> _Problem description_
Copy out each line of the data below in which the string "unit" appears.

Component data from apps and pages
*** Block opens ***
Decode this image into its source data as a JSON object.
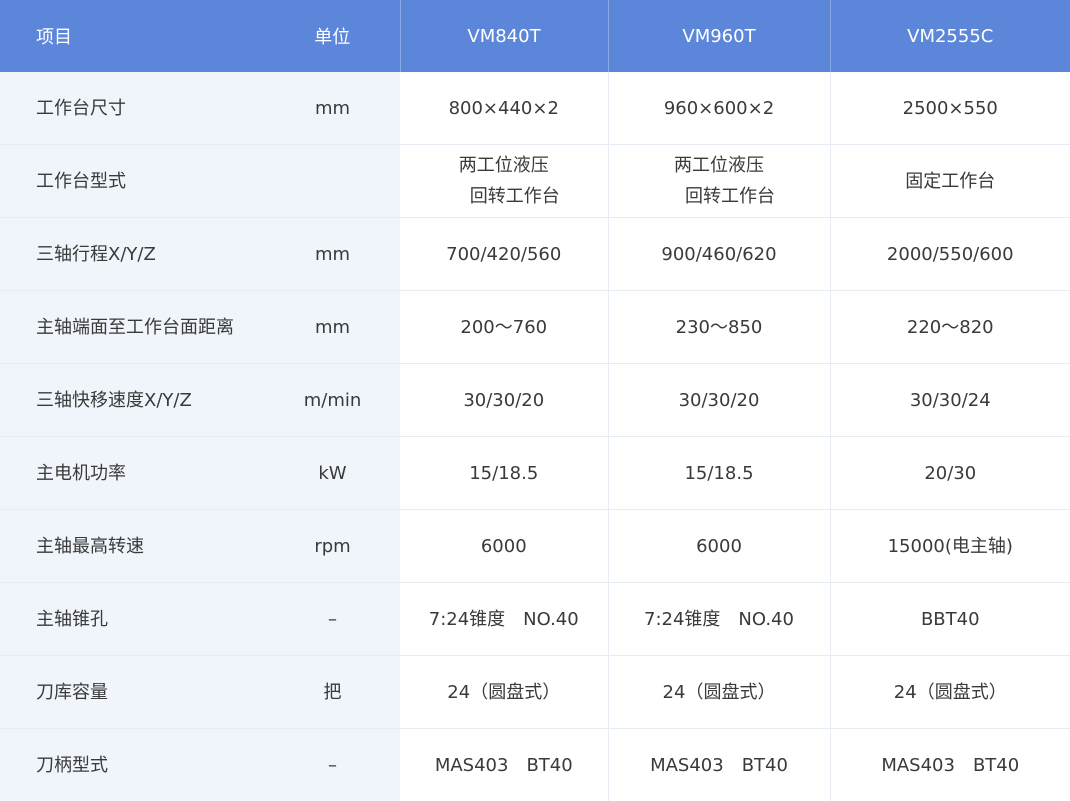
{
  "header": {
    "item": "项目",
    "unit": "单位",
    "models": [
      "VM840T",
      "VM960T",
      "VM2555C"
    ]
  },
  "rows": [
    {
      "name": "工作台尺寸",
      "unit": "mm",
      "values": [
        "800×440×2",
        "960×600×2",
        "2500×550"
      ]
    },
    {
      "name": "工作台型式",
      "unit": "",
      "values": [
        [
          "两工位液压",
          "回转工作台"
        ],
        [
          "两工位液压",
          "回转工作台"
        ],
        "固定工作台"
      ]
    },
    {
      "name": "三轴行程X/Y/Z",
      "unit": "mm",
      "values": [
        "700/420/560",
        "900/460/620",
        "2000/550/600"
      ]
    },
    {
      "name": "主轴端面至工作台面距离",
      "unit": "mm",
      "values": [
        "200～760",
        "230～850",
        "220～820"
      ]
    },
    {
      "name": "三轴快移速度X/Y/Z",
      "unit": "m/min",
      "values": [
        "30/30/20",
        "30/30/20",
        "30/30/24"
      ]
    },
    {
      "name": "主电机功率",
      "unit": "kW",
      "values": [
        "15/18.5",
        "15/18.5",
        "20/30"
      ]
    },
    {
      "name": "主轴最高转速",
      "unit": "rpm",
      "values": [
        "6000",
        "6000",
        "15000(电主轴)"
      ]
    },
    {
      "name": "主轴锥孔",
      "unit": "–",
      "values": [
        "7:24锥度　NO.40",
        "7:24锥度　NO.40",
        "BBT40"
      ]
    },
    {
      "name": "刀库容量",
      "unit": "把",
      "values": [
        "24（圆盘式）",
        "24（圆盘式）",
        "24（圆盘式）"
      ]
    },
    {
      "name": "刀柄型式",
      "unit": "–",
      "values": [
        "MAS403　BT40",
        "MAS403　BT40",
        "MAS403　BT40"
      ]
    }
  ]
}
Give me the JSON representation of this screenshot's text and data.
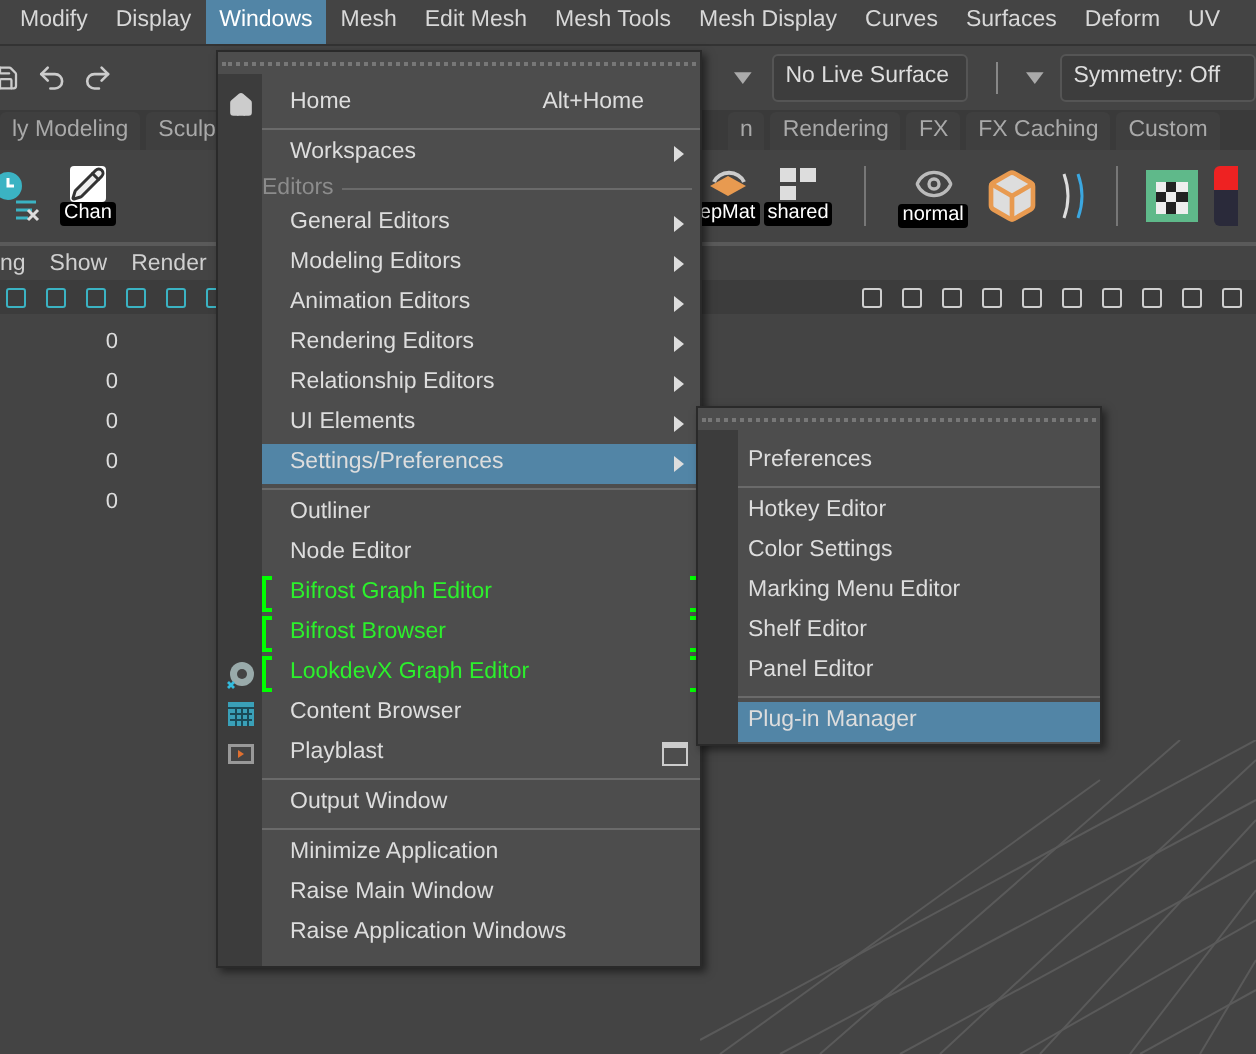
{
  "menubar": [
    {
      "label": "Modify",
      "selected": false
    },
    {
      "label": "Display",
      "selected": false
    },
    {
      "label": "Windows",
      "selected": true
    },
    {
      "label": "Mesh",
      "selected": false
    },
    {
      "label": "Edit Mesh",
      "selected": false
    },
    {
      "label": "Mesh Tools",
      "selected": false
    },
    {
      "label": "Mesh Display",
      "selected": false
    },
    {
      "label": "Curves",
      "selected": false
    },
    {
      "label": "Surfaces",
      "selected": false
    },
    {
      "label": "Deform",
      "selected": false
    },
    {
      "label": "UV",
      "selected": false
    }
  ],
  "status_line": {
    "live_surface": "No Live Surface",
    "symmetry": "Symmetry: Off"
  },
  "shelf_tabs_left": [
    {
      "label": "ly Modeling",
      "selected": false
    },
    {
      "label": "Sculp",
      "selected": false
    }
  ],
  "shelf_tabs_right": [
    {
      "label": "n",
      "selected": false
    },
    {
      "label": "Rendering",
      "selected": false
    },
    {
      "label": "FX",
      "selected": false
    },
    {
      "label": "FX Caching",
      "selected": false
    },
    {
      "label": "Custom",
      "selected": false
    }
  ],
  "shelf_labels": [
    "Chan",
    "epMat",
    "shared",
    "normal"
  ],
  "panel_menu": [
    "ng",
    "Show",
    "Render"
  ],
  "channel_values": [
    "0",
    "0",
    "0",
    "0",
    "0"
  ],
  "windows_menu": [
    {
      "kind": "item",
      "label": "Home",
      "shortcut": "Alt+Home",
      "has_icon": true,
      "submenu": false,
      "option_box": false,
      "plugin": false,
      "selected": false
    },
    {
      "kind": "separator"
    },
    {
      "kind": "item",
      "label": "Workspaces",
      "has_icon": false,
      "submenu": true,
      "option_box": false,
      "plugin": false,
      "selected": false
    },
    {
      "kind": "header",
      "label": "Editors"
    },
    {
      "kind": "item",
      "label": "General Editors",
      "has_icon": false,
      "submenu": true,
      "option_box": false,
      "plugin": false,
      "selected": false
    },
    {
      "kind": "item",
      "label": "Modeling Editors",
      "has_icon": false,
      "submenu": true,
      "option_box": false,
      "plugin": false,
      "selected": false
    },
    {
      "kind": "item",
      "label": "Animation Editors",
      "has_icon": false,
      "submenu": true,
      "option_box": false,
      "plugin": false,
      "selected": false
    },
    {
      "kind": "item",
      "label": "Rendering Editors",
      "has_icon": false,
      "submenu": true,
      "option_box": false,
      "plugin": false,
      "selected": false
    },
    {
      "kind": "item",
      "label": "Relationship Editors",
      "has_icon": false,
      "submenu": true,
      "option_box": false,
      "plugin": false,
      "selected": false
    },
    {
      "kind": "item",
      "label": "UI Elements",
      "has_icon": false,
      "submenu": true,
      "option_box": false,
      "plugin": false,
      "selected": false
    },
    {
      "kind": "item",
      "label": "Settings/Preferences",
      "has_icon": false,
      "submenu": true,
      "option_box": false,
      "plugin": false,
      "selected": true
    },
    {
      "kind": "separator"
    },
    {
      "kind": "item",
      "label": "Outliner",
      "has_icon": false,
      "submenu": false,
      "option_box": false,
      "plugin": false,
      "selected": false
    },
    {
      "kind": "item",
      "label": "Node Editor",
      "has_icon": false,
      "submenu": false,
      "option_box": false,
      "plugin": false,
      "selected": false
    },
    {
      "kind": "item",
      "label": "Bifrost Graph Editor",
      "has_icon": false,
      "submenu": false,
      "option_box": false,
      "plugin": true,
      "selected": false
    },
    {
      "kind": "item",
      "label": "Bifrost Browser",
      "has_icon": false,
      "submenu": false,
      "option_box": false,
      "plugin": true,
      "selected": false
    },
    {
      "kind": "item",
      "label": "LookdevX Graph Editor",
      "has_icon": true,
      "submenu": false,
      "option_box": false,
      "plugin": true,
      "selected": false
    },
    {
      "kind": "item",
      "label": "Content Browser",
      "has_icon": true,
      "submenu": false,
      "option_box": false,
      "plugin": false,
      "selected": false
    },
    {
      "kind": "item",
      "label": "Playblast",
      "has_icon": true,
      "submenu": false,
      "option_box": true,
      "plugin": false,
      "selected": false
    },
    {
      "kind": "separator"
    },
    {
      "kind": "item",
      "label": "Output Window",
      "has_icon": false,
      "submenu": false,
      "option_box": false,
      "plugin": false,
      "selected": false
    },
    {
      "kind": "separator"
    },
    {
      "kind": "item",
      "label": "Minimize Application",
      "has_icon": false,
      "submenu": false,
      "option_box": false,
      "plugin": false,
      "selected": false
    },
    {
      "kind": "item",
      "label": "Raise Main Window",
      "has_icon": false,
      "submenu": false,
      "option_box": false,
      "plugin": false,
      "selected": false
    },
    {
      "kind": "item",
      "label": "Raise Application Windows",
      "has_icon": false,
      "submenu": false,
      "option_box": false,
      "plugin": false,
      "selected": false
    }
  ],
  "settings_submenu": [
    {
      "kind": "item",
      "label": "Preferences",
      "selected": false
    },
    {
      "kind": "separator"
    },
    {
      "kind": "item",
      "label": "Hotkey Editor",
      "selected": false
    },
    {
      "kind": "item",
      "label": "Color Settings",
      "selected": false
    },
    {
      "kind": "item",
      "label": "Marking Menu Editor",
      "selected": false
    },
    {
      "kind": "item",
      "label": "Shelf Editor",
      "selected": false
    },
    {
      "kind": "item",
      "label": "Panel Editor",
      "selected": false
    },
    {
      "kind": "separator"
    },
    {
      "kind": "item",
      "label": "Plug-in Manager",
      "selected": true
    }
  ]
}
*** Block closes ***
> _Solution below_
    "unit": "单位",
      "unit": "mm",
      "unit": "",
      "unit": "mm",
      "unit": "mm",
      "unit": "m/min",
      "unit": "kW",
      "unit": "rpm",
      "unit": "–",
      "unit": "把",
      "unit": "–",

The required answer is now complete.